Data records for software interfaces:

________

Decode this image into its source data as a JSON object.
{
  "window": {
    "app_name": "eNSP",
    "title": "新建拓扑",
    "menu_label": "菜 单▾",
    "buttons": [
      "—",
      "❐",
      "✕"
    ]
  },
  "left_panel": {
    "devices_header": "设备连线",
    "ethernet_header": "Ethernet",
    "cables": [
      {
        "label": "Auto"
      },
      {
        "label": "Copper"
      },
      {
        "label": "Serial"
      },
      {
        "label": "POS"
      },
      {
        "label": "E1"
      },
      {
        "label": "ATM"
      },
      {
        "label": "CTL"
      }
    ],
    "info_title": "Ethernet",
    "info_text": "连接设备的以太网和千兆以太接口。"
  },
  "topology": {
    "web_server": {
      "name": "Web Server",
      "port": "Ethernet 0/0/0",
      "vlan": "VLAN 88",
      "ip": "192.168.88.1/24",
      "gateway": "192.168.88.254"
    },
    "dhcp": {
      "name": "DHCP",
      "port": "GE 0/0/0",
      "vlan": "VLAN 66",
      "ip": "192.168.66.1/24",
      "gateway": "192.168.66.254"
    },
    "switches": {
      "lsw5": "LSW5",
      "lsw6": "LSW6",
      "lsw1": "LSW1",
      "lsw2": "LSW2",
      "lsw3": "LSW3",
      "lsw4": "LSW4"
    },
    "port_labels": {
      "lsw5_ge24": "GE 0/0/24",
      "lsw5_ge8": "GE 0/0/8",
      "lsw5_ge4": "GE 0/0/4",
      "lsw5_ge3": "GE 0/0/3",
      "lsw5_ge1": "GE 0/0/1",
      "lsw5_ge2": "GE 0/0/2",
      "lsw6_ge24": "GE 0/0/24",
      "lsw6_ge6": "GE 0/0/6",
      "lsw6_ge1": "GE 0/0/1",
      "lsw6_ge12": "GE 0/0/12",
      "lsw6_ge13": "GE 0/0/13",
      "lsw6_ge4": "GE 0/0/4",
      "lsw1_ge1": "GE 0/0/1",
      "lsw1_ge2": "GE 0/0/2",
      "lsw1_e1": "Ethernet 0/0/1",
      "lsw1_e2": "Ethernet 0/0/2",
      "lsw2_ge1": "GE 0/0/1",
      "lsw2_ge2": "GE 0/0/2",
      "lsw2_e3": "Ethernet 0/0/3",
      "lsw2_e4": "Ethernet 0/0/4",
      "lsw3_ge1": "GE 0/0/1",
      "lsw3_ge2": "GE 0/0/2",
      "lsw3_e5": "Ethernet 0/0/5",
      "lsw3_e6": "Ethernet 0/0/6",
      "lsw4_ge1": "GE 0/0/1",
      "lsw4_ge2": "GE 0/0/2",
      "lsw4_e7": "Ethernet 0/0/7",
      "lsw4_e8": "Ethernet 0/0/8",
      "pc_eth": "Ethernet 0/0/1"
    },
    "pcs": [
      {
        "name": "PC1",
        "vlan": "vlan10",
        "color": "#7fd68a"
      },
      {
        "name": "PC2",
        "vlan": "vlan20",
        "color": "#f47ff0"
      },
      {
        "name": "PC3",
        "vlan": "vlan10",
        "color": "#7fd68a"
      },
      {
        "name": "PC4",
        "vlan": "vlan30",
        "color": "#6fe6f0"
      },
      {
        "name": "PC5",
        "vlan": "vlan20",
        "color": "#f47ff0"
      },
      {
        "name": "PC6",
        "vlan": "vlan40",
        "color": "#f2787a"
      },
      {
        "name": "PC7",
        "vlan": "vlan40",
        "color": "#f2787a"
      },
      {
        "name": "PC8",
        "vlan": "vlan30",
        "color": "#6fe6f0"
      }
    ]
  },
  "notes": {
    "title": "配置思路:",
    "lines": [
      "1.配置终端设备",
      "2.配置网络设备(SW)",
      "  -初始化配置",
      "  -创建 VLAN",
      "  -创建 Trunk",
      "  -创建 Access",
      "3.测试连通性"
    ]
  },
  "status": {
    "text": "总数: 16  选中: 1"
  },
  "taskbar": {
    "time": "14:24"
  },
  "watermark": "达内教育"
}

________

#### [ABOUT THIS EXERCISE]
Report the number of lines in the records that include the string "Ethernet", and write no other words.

#### [PROBLEM SOLUTION]
12